Here are a few examples of greenwashing. In 2007, 7- Up started being labeled as ‘All Natural’. After being threatened with a lawsuit by the Center for Science in the Public Interest (CSPI) for making misleading claims, Cadbury-Schweppes dropped the ‘All Natural’ claim and focused on having ‘Natural’ flavors. CSPI challenged them for labeling their product that contained high fructose corn syrup as ‘All Natural’. Last year, Ben and Jerry’s took the ‘All Natural’ label off of some of its ice cream and yogurt products containing alkalized cocoa, corn syrup and hydrogenated soybean oil. This action was taken after a threatened lawsuit by CSPI. Up until 2009 Silk Soy Milk was made with organic soy beans. Then Dean Foods switched from organic to non-organic soybeans (which are most often grown with pesticides and/or using genetically-modified seeds). Dean Foods kept the same product labeling and price for their Silk soymilk, only switching the word ‘Organic’ to ‘Natural’ on the packaging. The result was a transition that consumers and retailers were both unaware of, and many kept buying the product under the impression that is was organic. Here at LifeSource, when we figured out the change made to Silk, we gave the product less favorable placement with informative signs. This lead to lower sales and we eventually dropped most of their products.

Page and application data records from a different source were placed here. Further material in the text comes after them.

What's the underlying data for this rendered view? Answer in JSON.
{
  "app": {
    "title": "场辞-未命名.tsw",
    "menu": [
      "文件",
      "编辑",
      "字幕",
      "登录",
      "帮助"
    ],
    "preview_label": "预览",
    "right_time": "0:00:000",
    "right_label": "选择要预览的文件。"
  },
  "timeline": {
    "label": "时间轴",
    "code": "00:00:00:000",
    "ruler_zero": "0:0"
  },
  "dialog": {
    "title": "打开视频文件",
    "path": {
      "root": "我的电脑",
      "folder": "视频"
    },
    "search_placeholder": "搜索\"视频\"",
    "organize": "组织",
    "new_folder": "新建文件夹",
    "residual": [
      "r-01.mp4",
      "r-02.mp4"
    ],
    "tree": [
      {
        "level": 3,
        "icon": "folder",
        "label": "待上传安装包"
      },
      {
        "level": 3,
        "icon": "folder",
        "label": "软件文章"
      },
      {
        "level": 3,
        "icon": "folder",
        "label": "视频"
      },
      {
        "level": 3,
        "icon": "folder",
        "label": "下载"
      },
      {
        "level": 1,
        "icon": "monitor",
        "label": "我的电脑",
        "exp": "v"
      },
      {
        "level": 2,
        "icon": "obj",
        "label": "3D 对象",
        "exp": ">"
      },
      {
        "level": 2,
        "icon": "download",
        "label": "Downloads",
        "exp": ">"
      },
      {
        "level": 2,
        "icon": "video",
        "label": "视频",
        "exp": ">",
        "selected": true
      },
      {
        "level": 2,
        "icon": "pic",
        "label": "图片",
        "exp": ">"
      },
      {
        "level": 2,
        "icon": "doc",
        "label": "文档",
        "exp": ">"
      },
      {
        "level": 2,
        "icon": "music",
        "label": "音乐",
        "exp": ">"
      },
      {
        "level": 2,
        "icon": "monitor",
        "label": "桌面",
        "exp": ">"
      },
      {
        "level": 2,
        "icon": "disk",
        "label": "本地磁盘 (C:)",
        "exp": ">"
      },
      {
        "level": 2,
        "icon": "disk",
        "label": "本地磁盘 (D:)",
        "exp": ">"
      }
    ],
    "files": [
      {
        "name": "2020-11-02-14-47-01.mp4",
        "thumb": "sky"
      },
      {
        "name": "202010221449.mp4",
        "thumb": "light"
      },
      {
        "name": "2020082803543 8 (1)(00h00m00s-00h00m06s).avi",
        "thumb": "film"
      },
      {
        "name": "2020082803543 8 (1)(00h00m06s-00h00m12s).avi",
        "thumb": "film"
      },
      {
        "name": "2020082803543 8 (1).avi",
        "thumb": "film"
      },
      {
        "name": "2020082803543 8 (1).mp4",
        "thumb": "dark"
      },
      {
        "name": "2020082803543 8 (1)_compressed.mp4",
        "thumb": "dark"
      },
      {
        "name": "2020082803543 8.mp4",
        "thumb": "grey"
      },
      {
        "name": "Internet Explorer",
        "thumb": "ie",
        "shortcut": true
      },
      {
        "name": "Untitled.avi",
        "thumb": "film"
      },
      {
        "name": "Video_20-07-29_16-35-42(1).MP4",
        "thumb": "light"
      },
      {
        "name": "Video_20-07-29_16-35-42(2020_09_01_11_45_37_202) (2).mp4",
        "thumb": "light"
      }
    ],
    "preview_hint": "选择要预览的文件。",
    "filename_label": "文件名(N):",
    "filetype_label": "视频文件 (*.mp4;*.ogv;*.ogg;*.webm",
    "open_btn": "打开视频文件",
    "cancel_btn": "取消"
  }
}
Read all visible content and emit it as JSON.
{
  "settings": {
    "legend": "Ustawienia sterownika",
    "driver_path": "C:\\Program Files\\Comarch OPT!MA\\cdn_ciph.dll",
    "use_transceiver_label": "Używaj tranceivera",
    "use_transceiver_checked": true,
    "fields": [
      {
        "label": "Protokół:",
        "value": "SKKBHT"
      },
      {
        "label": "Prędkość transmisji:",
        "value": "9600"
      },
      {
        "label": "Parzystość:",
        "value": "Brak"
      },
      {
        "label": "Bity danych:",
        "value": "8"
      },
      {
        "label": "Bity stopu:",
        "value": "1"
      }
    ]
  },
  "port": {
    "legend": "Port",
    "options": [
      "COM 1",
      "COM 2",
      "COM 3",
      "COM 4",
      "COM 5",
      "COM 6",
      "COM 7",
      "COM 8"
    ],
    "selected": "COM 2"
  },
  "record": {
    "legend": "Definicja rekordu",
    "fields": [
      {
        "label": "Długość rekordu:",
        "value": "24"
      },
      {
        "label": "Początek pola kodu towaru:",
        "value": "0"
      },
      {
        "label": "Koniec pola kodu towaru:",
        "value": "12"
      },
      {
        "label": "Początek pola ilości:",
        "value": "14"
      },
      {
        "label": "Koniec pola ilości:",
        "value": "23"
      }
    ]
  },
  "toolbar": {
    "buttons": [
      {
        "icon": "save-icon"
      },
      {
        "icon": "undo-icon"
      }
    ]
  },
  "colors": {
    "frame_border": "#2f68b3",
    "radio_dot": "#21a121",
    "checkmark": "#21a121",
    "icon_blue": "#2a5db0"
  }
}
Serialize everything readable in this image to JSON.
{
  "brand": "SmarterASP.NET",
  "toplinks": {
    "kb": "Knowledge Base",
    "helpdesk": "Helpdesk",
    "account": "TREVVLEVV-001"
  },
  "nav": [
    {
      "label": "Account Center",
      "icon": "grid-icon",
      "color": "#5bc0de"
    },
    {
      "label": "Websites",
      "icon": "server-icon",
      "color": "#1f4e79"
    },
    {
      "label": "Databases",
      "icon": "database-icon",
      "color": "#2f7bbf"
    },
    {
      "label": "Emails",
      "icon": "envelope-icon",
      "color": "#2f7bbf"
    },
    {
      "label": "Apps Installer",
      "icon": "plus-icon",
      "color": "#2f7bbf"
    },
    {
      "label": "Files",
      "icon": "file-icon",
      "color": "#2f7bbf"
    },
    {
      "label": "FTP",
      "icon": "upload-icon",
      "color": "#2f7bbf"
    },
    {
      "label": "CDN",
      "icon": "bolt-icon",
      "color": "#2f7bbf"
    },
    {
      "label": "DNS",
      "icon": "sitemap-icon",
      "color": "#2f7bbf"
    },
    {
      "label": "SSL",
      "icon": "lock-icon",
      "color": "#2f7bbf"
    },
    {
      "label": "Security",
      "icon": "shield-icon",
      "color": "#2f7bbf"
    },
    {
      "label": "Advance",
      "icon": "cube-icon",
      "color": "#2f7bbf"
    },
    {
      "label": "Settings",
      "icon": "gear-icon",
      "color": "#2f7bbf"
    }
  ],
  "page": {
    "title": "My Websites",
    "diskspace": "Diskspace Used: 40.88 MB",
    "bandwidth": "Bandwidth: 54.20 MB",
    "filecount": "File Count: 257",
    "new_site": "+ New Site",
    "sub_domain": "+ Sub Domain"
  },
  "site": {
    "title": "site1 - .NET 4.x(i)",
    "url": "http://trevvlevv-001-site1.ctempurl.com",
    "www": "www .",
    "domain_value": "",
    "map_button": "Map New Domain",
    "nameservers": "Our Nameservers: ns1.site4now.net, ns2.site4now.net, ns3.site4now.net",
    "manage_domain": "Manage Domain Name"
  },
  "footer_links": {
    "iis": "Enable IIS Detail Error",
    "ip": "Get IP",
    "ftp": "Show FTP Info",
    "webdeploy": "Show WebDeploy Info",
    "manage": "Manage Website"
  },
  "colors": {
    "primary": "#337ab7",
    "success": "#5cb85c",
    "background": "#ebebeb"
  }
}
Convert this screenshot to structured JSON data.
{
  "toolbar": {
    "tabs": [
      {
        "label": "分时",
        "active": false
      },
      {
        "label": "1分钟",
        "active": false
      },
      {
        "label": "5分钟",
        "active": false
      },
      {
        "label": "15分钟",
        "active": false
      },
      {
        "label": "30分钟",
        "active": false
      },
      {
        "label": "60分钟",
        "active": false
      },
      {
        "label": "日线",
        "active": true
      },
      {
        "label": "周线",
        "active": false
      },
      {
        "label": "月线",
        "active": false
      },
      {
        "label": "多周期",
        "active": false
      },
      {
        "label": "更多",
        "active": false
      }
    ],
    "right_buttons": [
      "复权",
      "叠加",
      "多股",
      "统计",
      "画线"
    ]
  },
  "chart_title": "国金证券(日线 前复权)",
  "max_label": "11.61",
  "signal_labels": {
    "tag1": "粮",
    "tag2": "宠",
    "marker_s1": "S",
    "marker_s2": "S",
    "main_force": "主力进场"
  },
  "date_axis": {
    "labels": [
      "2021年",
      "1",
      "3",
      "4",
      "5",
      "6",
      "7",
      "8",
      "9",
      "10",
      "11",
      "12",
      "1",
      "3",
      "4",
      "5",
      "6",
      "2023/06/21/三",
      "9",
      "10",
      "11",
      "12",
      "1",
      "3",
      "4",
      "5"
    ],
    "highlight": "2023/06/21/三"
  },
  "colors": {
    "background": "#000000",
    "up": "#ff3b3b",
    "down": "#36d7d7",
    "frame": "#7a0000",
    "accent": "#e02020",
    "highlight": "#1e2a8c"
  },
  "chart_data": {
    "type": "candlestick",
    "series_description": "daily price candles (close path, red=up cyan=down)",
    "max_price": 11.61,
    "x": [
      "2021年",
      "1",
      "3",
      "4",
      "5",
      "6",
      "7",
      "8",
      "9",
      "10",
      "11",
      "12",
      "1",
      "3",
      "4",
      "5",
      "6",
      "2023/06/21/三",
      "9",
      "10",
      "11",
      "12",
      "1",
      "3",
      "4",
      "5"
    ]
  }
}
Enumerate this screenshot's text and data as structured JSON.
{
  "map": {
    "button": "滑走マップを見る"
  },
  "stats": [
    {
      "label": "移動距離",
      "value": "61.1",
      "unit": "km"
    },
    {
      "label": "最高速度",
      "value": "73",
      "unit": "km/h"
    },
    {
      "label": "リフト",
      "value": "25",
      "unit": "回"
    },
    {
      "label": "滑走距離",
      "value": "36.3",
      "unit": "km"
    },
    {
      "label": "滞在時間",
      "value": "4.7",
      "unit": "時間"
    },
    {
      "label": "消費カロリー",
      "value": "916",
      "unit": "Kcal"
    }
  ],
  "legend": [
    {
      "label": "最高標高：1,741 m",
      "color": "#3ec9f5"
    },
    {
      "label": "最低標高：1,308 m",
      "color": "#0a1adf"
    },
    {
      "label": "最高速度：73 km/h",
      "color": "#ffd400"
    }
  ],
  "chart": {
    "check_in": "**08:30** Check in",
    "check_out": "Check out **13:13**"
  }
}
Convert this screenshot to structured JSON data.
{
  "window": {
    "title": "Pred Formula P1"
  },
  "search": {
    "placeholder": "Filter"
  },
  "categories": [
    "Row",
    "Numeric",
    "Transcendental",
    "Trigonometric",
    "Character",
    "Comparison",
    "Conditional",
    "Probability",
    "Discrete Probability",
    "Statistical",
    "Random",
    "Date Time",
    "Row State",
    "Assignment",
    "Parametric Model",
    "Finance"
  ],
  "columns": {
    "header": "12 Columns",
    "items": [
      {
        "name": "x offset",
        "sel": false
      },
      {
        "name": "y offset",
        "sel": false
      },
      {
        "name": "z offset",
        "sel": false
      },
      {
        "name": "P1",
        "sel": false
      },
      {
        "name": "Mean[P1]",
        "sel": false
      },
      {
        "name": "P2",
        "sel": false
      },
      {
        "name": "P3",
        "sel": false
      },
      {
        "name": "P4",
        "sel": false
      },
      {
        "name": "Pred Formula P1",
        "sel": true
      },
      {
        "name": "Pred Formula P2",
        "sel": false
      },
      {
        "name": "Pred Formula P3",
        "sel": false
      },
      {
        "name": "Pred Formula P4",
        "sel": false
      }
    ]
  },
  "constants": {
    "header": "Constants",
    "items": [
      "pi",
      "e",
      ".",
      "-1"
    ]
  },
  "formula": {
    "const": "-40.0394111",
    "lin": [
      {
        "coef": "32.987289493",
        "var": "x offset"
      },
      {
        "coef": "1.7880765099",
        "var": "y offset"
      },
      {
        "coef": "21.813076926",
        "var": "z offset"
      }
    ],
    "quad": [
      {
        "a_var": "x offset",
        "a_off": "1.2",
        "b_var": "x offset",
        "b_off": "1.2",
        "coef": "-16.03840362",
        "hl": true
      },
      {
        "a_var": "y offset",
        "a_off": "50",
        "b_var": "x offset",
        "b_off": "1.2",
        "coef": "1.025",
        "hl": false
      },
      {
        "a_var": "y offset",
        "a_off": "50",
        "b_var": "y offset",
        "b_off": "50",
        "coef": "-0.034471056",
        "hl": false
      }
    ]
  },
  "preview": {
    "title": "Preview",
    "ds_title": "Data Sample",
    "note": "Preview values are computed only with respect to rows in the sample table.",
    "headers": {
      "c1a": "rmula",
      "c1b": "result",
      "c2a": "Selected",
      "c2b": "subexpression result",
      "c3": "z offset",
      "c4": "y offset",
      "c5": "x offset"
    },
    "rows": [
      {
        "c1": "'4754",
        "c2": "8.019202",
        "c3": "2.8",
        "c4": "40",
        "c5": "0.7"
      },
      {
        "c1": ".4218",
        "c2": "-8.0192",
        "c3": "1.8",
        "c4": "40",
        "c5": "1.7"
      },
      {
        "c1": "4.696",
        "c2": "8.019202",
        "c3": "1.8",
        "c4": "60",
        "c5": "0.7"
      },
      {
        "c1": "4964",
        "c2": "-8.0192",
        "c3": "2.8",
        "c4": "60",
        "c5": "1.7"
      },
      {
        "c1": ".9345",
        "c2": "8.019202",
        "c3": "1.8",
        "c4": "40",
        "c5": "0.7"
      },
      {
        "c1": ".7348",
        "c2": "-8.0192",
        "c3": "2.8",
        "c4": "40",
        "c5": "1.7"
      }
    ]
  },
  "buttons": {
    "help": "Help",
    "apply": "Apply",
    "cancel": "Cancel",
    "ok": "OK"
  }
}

An issue that causes me a lot of concern is the increasing amount of genetically modified foods (GMOs) in our food supply. Currently, only a few crops are mostly GMO but they are pervasive in our food supply and it is now estimated that 80% of packaged food in the USA contains GMOs. Here are the main US crops that are GMO: soy beans 91%, sugar beets 90%, canola, 90%, corn 85%, cotton (seed oil) 71%, Hawaiian papayas 50%. I am worried about the long term impact of GMOs on our health and on the environment. Look for the non-GMO label on more and more products.
I hope someday all the food we eat is ‘Organic Food’. I believe a healthy diet of ‘Organic Foods’ represents the best food choices available to us. It is also a sustainable form of agriculture that will allow us to continue farming for generations to come. With the high standards set by the National Organic Program, NOP, we can count on foods labeled as ‘Organic’ to be what they should be. Eating ‘Organic Foods’ does not guarantee a healthy diet—we still need to make the proper food choices daily to take the best care of ourselves. After all, there is such a thing as too many organic cookies and organic potato chips!
Here at LifeSource Natural Foods, we see ourselves as gatekeepers, only letting high quality ‘Natural Foods’ occupy our shelves. It is our job to read the labels carefully, know the ins and outs of the many food attribute issues, know the preservatives listed, know the manufacturers, know the products and provide a selection of products you can trust as high quality ‘Natural’ and ‘Organic’ foods. On our shelves you will find a range of quality of the foods, supplements and other products we sell— from good, to better, to best. We offer this range because we want to give you price options as well as offering an abundant selection. Our staff wants to help you understand your choices and make the best decisions, so please ask them all your questions. We pride ourselves on the high standards we have for our products. We like to think you can leave the label reading to us—and just enjoy shopping for delicious and healthy foods.